[Data about app and page elements]
*** Block opens ***
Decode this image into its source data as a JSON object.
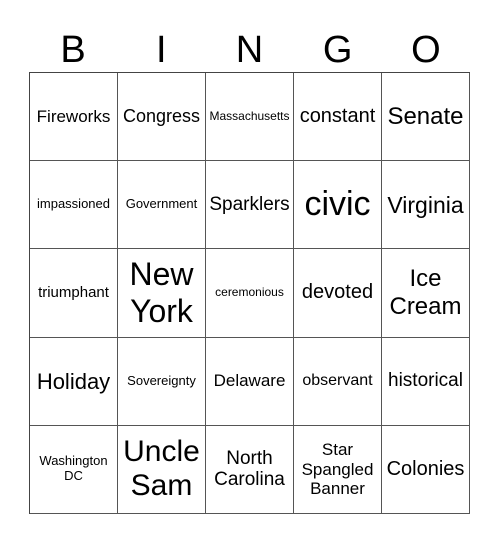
{
  "header": {
    "letters": [
      "B",
      "I",
      "N",
      "G",
      "O"
    ]
  },
  "cells": [
    {
      "text": "Fireworks",
      "size": 17
    },
    {
      "text": "Congress",
      "size": 18
    },
    {
      "text": "Massachusetts",
      "size": 12
    },
    {
      "text": "constant",
      "size": 20
    },
    {
      "text": "Senate",
      "size": 24
    },
    {
      "text": "impassioned",
      "size": 13
    },
    {
      "text": "Government",
      "size": 13
    },
    {
      "text": "Sparklers",
      "size": 19
    },
    {
      "text": "civic",
      "size": 34
    },
    {
      "text": "Virginia",
      "size": 23
    },
    {
      "text": "triumphant",
      "size": 15
    },
    {
      "text": "New\nYork",
      "size": 32
    },
    {
      "text": "ceremonious",
      "size": 12
    },
    {
      "text": "devoted",
      "size": 20
    },
    {
      "text": "Ice\nCream",
      "size": 24
    },
    {
      "text": "Holiday",
      "size": 22
    },
    {
      "text": "Sovereignty",
      "size": 13
    },
    {
      "text": "Delaware",
      "size": 17
    },
    {
      "text": "observant",
      "size": 16
    },
    {
      "text": "historical",
      "size": 19
    },
    {
      "text": "Washington\nDC",
      "size": 13
    },
    {
      "text": "Uncle\nSam",
      "size": 30
    },
    {
      "text": "North\nCarolina",
      "size": 19
    },
    {
      "text": "Star\nSpangled\nBanner",
      "size": 17
    },
    {
      "text": "Colonies",
      "size": 20
    }
  ]
}
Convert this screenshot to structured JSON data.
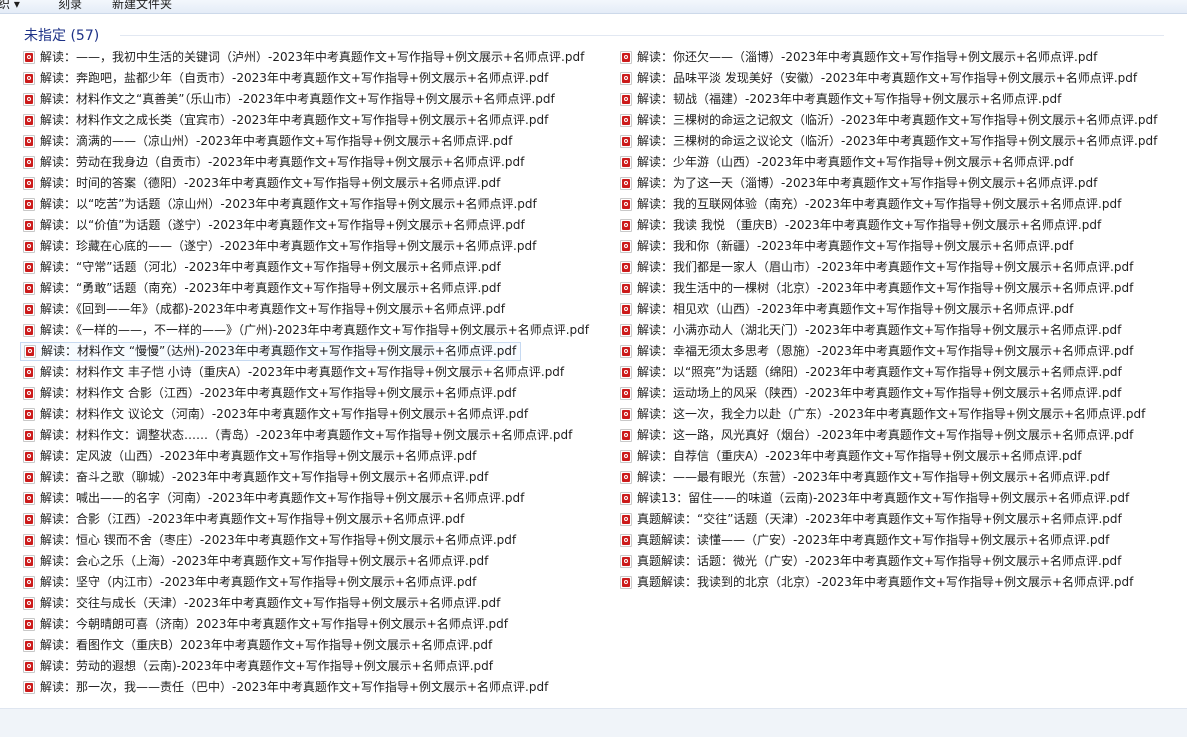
{
  "toolbar": {
    "organize": "组织 ▾",
    "share": "刻录",
    "new_folder": "新建文件夹"
  },
  "group": {
    "title": "未指定 (57)"
  },
  "files_left": [
    "解读：——，我初中生活的关键词（泸州）-2023年中考真题作文+写作指导+例文展示+名师点评.pdf",
    "解读：奔跑吧，盐都少年（自贡市）-2023年中考真题作文+写作指导+例文展示+名师点评.pdf",
    "解读：材料作文之“真善美”（乐山市）-2023年中考真题作文+写作指导+例文展示+名师点评.pdf",
    "解读：材料作文之成长类（宜宾市）-2023年中考真题作文+写作指导+例文展示+名师点评.pdf",
    "解读：滴满的——（凉山州）-2023年中考真题作文+写作指导+例文展示+名师点评.pdf",
    "解读：劳动在我身边（自贡市）-2023年中考真题作文+写作指导+例文展示+名师点评.pdf",
    "解读：时间的答案（德阳）-2023年中考真题作文+写作指导+例文展示+名师点评.pdf",
    "解读：以“吃苦”为话题（凉山州）-2023年中考真题作文+写作指导+例文展示+名师点评.pdf",
    "解读：以“价值”为话题（遂宁）-2023年中考真题作文+写作指导+例文展示+名师点评.pdf",
    "解读：珍藏在心底的——（遂宁）-2023年中考真题作文+写作指导+例文展示+名师点评.pdf",
    "解读：“守常”话题（河北）-2023年中考真题作文+写作指导+例文展示+名师点评.pdf",
    "解读：“勇敢”话题（南充）-2023年中考真题作文+写作指导+例文展示+名师点评.pdf",
    "解读：《回到——年》（成都)-2023年中考真题作文+写作指导+例文展示+名师点评.pdf",
    "解读：《一样的——，不一样的——》（广州)-2023年中考真题作文+写作指导+例文展示+名师点评.pdf",
    "解读：材料作文 “慢慢”（达州)-2023年中考真题作文+写作指导+例文展示+名师点评.pdf",
    "解读：材料作文 丰子恺 小诗（重庆A）-2023年中考真题作文+写作指导+例文展示+名师点评.pdf",
    "解读：材料作文 合影（江西）-2023年中考真题作文+写作指导+例文展示+名师点评.pdf",
    "解读：材料作文 议论文（河南）-2023年中考真题作文+写作指导+例文展示+名师点评.pdf",
    "解读：材料作文：调整状态……（青岛）-2023年中考真题作文+写作指导+例文展示+名师点评.pdf",
    "解读：定风波（山西）-2023年中考真题作文+写作指导+例文展示+名师点评.pdf",
    "解读：奋斗之歌（聊城）-2023年中考真题作文+写作指导+例文展示+名师点评.pdf",
    "解读：喊出——的名字（河南）-2023年中考真题作文+写作指导+例文展示+名师点评.pdf",
    "解读：合影（江西）-2023年中考真题作文+写作指导+例文展示+名师点评.pdf",
    "解读：恒心 锲而不舍（枣庄）-2023年中考真题作文+写作指导+例文展示+名师点评.pdf",
    "解读：会心之乐（上海）-2023年中考真题作文+写作指导+例文展示+名师点评.pdf",
    "解读：坚守（内江市）-2023年中考真题作文+写作指导+例文展示+名师点评.pdf",
    "解读：交往与成长（天津）-2023年中考真题作文+写作指导+例文展示+名师点评.pdf",
    "解读：今朝晴朗可喜（济南）2023年中考真题作文+写作指导+例文展示+名师点评.pdf",
    "解读：看图作文（重庆B）2023年中考真题作文+写作指导+例文展示+名师点评.pdf",
    "解读：劳动的遐想（云南)-2023年中考真题作文+写作指导+例文展示+名师点评.pdf",
    "解读：那一次，我——责任（巴中）-2023年中考真题作文+写作指导+例文展示+名师点评.pdf"
  ],
  "files_right": [
    "解读：你还欠——（淄博）-2023年中考真题作文+写作指导+例文展示+名师点评.pdf",
    "解读：品味平淡 发现美好（安徽）-2023年中考真题作文+写作指导+例文展示+名师点评.pdf",
    "解读：韧战（福建）-2023年中考真题作文+写作指导+例文展示+名师点评.pdf",
    "解读：三棵树的命运之记叙文（临沂）-2023年中考真题作文+写作指导+例文展示+名师点评.pdf",
    "解读：三棵树的命运之议论文（临沂）-2023年中考真题作文+写作指导+例文展示+名师点评.pdf",
    "解读：少年游（山西）-2023年中考真题作文+写作指导+例文展示+名师点评.pdf",
    "解读：为了这一天（淄博）-2023年中考真题作文+写作指导+例文展示+名师点评.pdf",
    "解读：我的互联网体验（南充）-2023年中考真题作文+写作指导+例文展示+名师点评.pdf",
    "解读：我读 我悦 （重庆B）-2023年中考真题作文+写作指导+例文展示+名师点评.pdf",
    "解读：我和你（新疆）-2023年中考真题作文+写作指导+例文展示+名师点评.pdf",
    "解读：我们都是一家人（眉山市）-2023年中考真题作文+写作指导+例文展示+名师点评.pdf",
    "解读：我生活中的一棵树（北京）-2023年中考真题作文+写作指导+例文展示+名师点评.pdf",
    "解读：相见欢（山西）-2023年中考真题作文+写作指导+例文展示+名师点评.pdf",
    "解读：小满亦动人（湖北天门）-2023年中考真题作文+写作指导+例文展示+名师点评.pdf",
    "解读：幸福无须太多思考（恩施）-2023年中考真题作文+写作指导+例文展示+名师点评.pdf",
    "解读：以“照亮”为话题（绵阳）-2023年中考真题作文+写作指导+例文展示+名师点评.pdf",
    "解读：运动场上的风采（陕西）-2023年中考真题作文+写作指导+例文展示+名师点评.pdf",
    "解读：这一次，我全力以赴（广东）-2023年中考真题作文+写作指导+例文展示+名师点评.pdf",
    "解读：这一路，风光真好（烟台）-2023年中考真题作文+写作指导+例文展示+名师点评.pdf",
    "解读：自荐信（重庆A）-2023年中考真题作文+写作指导+例文展示+名师点评.pdf",
    "解读：——最有眼光（东营）-2023年中考真题作文+写作指导+例文展示+名师点评.pdf",
    "解读13：留住——的味道（云南)-2023年中考真题作文+写作指导+例文展示+名师点评.pdf",
    "真题解读：“交往”话题（天津）-2023年中考真题作文+写作指导+例文展示+名师点评.pdf",
    "真题解读：读懂——（广安）-2023年中考真题作文+写作指导+例文展示+名师点评.pdf",
    "真题解读：话题：微光（广安）-2023年中考真题作文+写作指导+例文展示+名师点评.pdf",
    "真题解读：我读到的北京（北京）-2023年中考真题作文+写作指导+例文展示+名师点评.pdf"
  ],
  "selected_left_index": 14,
  "colors": {
    "group_title": "#1e3287",
    "selection_border": "#c6d9f1",
    "pdf_icon_red": "#cc1b1b"
  },
  "icons": {
    "file": "pdf-file-icon"
  }
}
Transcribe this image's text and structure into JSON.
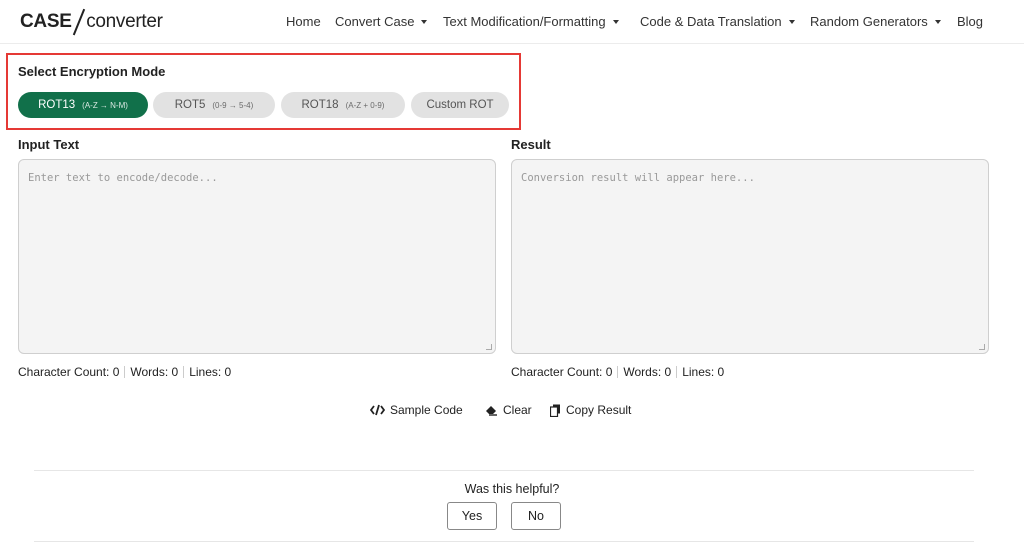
{
  "logo": {
    "part1": "CASE",
    "part2": "converter"
  },
  "nav": [
    {
      "label": "Home",
      "has_dropdown": false
    },
    {
      "label": "Convert Case",
      "has_dropdown": true
    },
    {
      "label": "Text Modification/Formatting",
      "has_dropdown": true
    },
    {
      "label": "Code & Data Translation",
      "has_dropdown": true
    },
    {
      "label": "Random Generators",
      "has_dropdown": true
    },
    {
      "label": "Blog",
      "has_dropdown": false
    }
  ],
  "mode": {
    "title": "Select Encryption Mode",
    "options": [
      {
        "label": "ROT13",
        "sub": "(A-Z → N-M)",
        "active": true
      },
      {
        "label": "ROT5",
        "sub": "(0-9 → 5-4)",
        "active": false
      },
      {
        "label": "ROT18",
        "sub": "(A-Z + 0-9)",
        "active": false
      },
      {
        "label": "Custom ROT",
        "sub": "",
        "active": false
      }
    ]
  },
  "input": {
    "label": "Input Text",
    "placeholder": "Enter text to encode/decode...",
    "stats": {
      "chars_label": "Character Count: 0",
      "words_label": "Words: 0",
      "lines_label": "Lines: 0"
    }
  },
  "result": {
    "label": "Result",
    "placeholder": "Conversion result will appear here...",
    "stats": {
      "chars_label": "Character Count: 0",
      "words_label": "Words: 0",
      "lines_label": "Lines: 0"
    }
  },
  "actions": {
    "sample": "Sample Code",
    "clear": "Clear",
    "copy": "Copy Result"
  },
  "feedback": {
    "question": "Was this helpful?",
    "yes": "Yes",
    "no": "No"
  },
  "colors": {
    "accent": "#11704a",
    "highlight_border": "#e53935",
    "inactive_btn": "#e2e2e2"
  }
}
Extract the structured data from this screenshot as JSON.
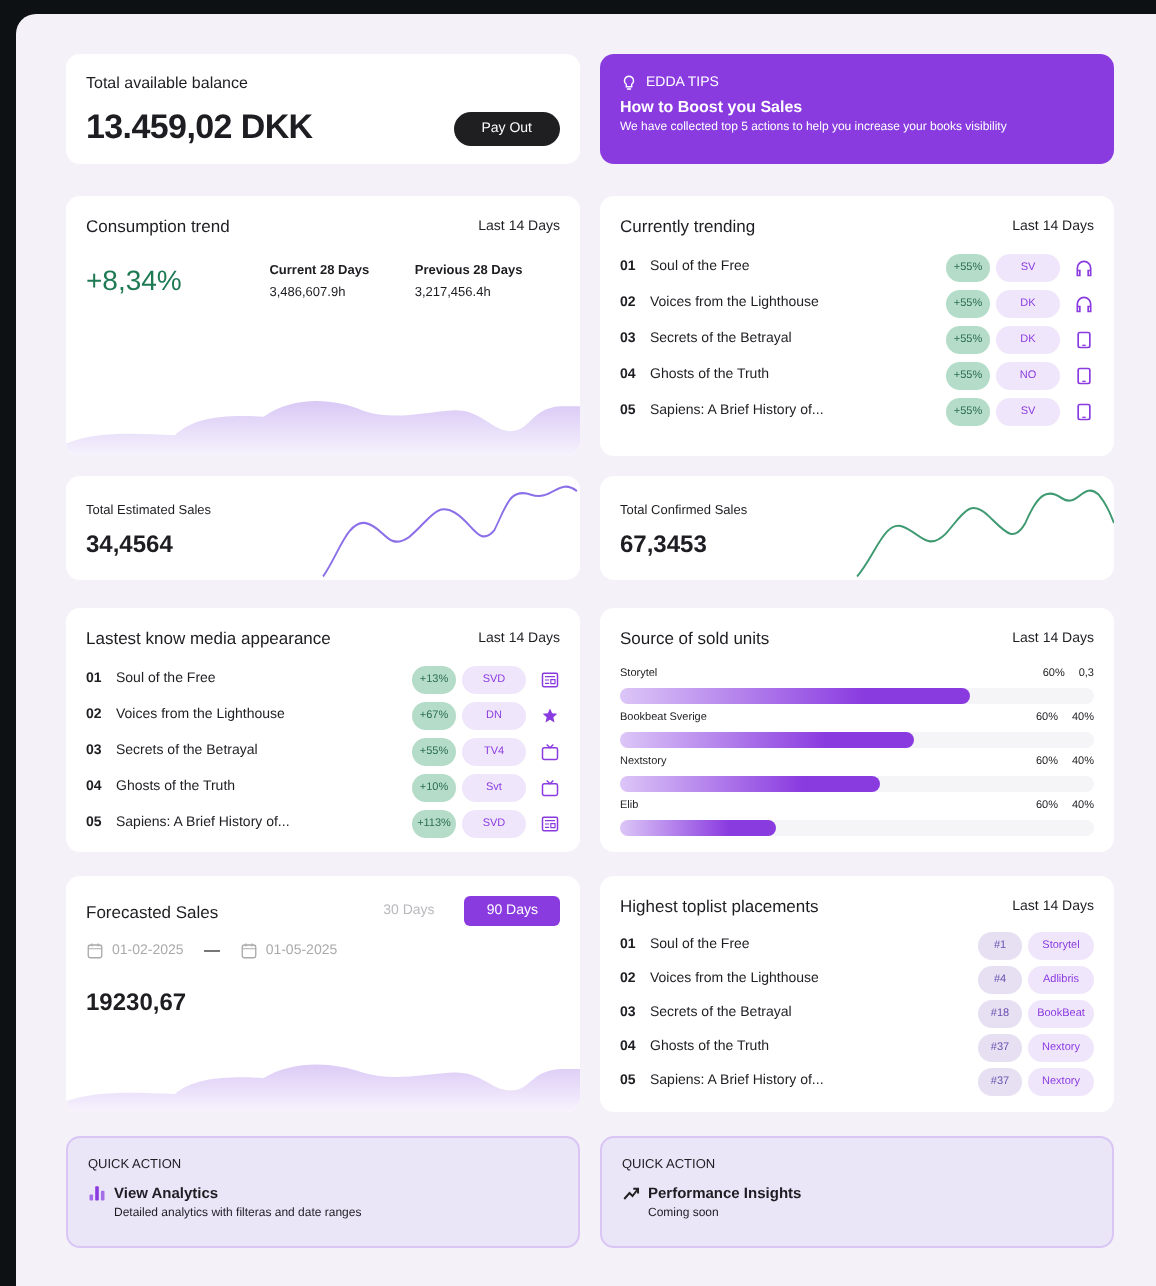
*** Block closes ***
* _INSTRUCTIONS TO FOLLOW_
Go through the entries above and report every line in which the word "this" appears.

* _EXERCISE SOLUTION_
Decode this image into its source data as a JSON object.
Convert this screenshot to structured JSON data.
Transcribe this image's text and structure into JSON.
    "question": "Was this helpful?",
Extract the structured data from this screenshot as JSON.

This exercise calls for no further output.